Material for this task
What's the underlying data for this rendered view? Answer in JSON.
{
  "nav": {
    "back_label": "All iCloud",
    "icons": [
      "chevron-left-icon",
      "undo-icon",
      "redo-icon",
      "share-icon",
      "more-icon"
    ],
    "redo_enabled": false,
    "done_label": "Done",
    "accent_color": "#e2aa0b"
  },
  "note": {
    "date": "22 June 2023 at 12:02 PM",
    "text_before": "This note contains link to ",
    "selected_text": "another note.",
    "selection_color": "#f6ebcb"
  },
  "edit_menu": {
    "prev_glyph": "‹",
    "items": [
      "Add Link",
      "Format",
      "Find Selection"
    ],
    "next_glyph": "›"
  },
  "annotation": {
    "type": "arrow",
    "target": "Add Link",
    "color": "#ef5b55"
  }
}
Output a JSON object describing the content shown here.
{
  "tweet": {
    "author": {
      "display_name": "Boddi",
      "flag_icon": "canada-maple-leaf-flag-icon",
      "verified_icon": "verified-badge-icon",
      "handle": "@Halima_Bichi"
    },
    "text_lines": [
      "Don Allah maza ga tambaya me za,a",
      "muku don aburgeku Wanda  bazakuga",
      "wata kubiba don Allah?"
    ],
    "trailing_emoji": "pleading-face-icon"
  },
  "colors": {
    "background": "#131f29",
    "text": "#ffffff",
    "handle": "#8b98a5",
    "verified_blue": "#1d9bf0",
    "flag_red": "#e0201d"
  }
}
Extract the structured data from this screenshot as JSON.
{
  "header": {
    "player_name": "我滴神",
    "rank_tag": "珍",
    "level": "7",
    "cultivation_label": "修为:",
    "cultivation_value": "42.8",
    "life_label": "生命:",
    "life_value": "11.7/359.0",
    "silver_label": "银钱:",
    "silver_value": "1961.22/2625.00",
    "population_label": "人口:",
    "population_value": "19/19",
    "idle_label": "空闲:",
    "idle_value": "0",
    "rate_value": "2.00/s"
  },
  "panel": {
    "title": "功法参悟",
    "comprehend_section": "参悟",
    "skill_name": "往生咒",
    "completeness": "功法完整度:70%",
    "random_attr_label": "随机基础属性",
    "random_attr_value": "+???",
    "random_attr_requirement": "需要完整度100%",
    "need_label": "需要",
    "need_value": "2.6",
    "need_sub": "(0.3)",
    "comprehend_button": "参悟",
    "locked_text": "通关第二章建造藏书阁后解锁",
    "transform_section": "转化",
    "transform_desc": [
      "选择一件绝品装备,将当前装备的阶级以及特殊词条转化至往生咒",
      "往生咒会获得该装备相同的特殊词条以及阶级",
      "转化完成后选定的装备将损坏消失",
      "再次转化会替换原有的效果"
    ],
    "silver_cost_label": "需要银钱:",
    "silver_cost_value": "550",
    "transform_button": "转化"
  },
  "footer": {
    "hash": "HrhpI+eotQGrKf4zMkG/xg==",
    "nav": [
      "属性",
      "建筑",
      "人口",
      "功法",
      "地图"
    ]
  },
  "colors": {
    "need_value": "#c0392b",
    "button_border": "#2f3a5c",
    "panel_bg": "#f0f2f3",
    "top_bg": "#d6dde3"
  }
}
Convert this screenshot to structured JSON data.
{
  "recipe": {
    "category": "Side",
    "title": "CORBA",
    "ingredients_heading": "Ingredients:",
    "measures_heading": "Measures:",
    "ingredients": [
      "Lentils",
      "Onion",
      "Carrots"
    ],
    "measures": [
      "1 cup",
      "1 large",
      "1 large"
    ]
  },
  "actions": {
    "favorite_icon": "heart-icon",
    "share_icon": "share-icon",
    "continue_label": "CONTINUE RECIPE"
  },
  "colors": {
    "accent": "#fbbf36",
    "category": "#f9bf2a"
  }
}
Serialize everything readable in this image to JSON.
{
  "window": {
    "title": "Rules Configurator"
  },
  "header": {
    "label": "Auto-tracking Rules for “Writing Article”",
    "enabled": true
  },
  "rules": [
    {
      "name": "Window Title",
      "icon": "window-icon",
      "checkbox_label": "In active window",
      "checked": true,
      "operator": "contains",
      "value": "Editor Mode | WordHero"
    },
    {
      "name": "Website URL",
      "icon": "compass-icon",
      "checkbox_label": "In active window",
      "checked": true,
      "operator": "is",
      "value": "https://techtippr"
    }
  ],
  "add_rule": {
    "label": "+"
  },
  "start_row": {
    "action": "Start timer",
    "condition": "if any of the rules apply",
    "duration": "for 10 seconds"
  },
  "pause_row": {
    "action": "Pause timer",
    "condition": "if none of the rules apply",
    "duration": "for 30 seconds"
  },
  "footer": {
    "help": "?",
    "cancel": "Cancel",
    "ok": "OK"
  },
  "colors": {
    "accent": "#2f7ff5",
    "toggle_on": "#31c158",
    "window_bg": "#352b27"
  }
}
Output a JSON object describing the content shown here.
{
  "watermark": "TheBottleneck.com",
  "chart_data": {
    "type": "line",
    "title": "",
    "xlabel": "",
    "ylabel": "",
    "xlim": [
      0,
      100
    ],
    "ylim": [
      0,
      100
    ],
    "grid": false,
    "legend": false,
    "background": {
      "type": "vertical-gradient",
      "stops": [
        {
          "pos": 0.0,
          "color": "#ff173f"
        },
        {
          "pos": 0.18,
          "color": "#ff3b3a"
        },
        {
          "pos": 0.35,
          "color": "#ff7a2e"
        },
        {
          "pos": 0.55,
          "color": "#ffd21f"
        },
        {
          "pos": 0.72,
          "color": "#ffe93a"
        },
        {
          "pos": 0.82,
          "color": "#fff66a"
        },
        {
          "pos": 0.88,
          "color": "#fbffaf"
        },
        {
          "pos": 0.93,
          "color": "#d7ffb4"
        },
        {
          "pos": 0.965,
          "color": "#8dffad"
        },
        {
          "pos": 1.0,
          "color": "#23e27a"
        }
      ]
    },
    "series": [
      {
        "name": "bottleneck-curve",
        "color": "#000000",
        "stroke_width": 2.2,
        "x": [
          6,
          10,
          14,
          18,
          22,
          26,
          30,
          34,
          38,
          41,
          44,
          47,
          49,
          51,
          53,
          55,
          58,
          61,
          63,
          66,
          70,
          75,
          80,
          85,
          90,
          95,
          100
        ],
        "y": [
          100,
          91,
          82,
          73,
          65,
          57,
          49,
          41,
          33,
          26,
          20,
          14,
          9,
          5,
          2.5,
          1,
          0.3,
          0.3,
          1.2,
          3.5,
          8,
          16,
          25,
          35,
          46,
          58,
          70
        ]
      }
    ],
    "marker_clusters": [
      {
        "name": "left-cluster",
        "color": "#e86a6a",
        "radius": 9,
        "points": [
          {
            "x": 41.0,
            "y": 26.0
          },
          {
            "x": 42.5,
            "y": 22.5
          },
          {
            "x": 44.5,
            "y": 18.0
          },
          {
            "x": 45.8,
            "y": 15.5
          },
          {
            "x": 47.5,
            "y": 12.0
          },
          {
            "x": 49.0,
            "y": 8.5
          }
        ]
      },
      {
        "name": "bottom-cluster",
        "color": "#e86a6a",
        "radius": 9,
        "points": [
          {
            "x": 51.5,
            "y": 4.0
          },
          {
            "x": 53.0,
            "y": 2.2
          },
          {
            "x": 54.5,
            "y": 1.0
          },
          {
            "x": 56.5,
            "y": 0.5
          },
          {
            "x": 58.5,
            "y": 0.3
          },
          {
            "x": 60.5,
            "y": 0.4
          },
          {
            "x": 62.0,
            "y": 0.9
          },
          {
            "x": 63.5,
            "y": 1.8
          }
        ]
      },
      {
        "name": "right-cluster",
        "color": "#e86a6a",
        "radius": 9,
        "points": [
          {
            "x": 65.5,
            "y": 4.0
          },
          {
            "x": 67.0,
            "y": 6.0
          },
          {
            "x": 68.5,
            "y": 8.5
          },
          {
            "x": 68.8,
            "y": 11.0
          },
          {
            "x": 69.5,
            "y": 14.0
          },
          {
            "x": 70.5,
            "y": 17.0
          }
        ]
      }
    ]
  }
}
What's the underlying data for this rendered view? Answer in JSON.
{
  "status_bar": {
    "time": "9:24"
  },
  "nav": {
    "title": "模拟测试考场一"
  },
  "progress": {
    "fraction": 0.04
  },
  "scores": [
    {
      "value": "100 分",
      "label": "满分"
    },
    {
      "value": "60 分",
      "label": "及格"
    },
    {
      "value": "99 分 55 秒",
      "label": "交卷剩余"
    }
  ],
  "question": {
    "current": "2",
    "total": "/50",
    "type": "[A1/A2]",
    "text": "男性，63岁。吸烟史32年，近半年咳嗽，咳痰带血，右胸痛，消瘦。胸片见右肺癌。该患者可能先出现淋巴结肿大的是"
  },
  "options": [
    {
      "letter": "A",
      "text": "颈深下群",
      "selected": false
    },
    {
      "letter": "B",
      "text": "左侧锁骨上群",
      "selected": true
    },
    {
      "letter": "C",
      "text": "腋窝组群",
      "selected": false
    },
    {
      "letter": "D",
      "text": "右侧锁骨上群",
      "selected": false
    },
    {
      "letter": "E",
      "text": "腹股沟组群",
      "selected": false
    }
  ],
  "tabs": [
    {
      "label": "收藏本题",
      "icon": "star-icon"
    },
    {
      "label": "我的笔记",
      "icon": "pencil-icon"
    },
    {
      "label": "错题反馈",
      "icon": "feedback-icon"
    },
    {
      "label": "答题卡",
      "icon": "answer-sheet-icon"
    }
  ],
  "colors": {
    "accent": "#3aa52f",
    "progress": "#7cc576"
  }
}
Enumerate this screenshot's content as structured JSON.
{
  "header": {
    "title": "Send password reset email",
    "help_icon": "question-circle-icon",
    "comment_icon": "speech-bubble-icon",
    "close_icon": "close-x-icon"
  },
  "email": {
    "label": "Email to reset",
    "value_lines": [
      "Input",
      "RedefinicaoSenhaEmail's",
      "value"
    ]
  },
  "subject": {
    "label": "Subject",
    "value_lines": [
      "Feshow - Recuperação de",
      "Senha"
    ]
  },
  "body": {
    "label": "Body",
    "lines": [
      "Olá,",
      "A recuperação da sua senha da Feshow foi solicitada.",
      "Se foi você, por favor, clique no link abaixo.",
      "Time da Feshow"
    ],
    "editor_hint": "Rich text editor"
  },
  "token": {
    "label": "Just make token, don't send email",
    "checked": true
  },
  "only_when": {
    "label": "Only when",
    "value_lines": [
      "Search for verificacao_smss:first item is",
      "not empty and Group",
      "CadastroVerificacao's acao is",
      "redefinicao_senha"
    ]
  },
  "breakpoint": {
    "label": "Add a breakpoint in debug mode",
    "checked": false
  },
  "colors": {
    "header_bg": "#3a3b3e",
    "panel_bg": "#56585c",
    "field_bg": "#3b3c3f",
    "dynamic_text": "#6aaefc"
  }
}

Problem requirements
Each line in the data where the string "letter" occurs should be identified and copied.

Exercise result
      "letter": "A",
      "letter": "B",
      "letter": "C",
      "letter": "D",
      "letter": "E",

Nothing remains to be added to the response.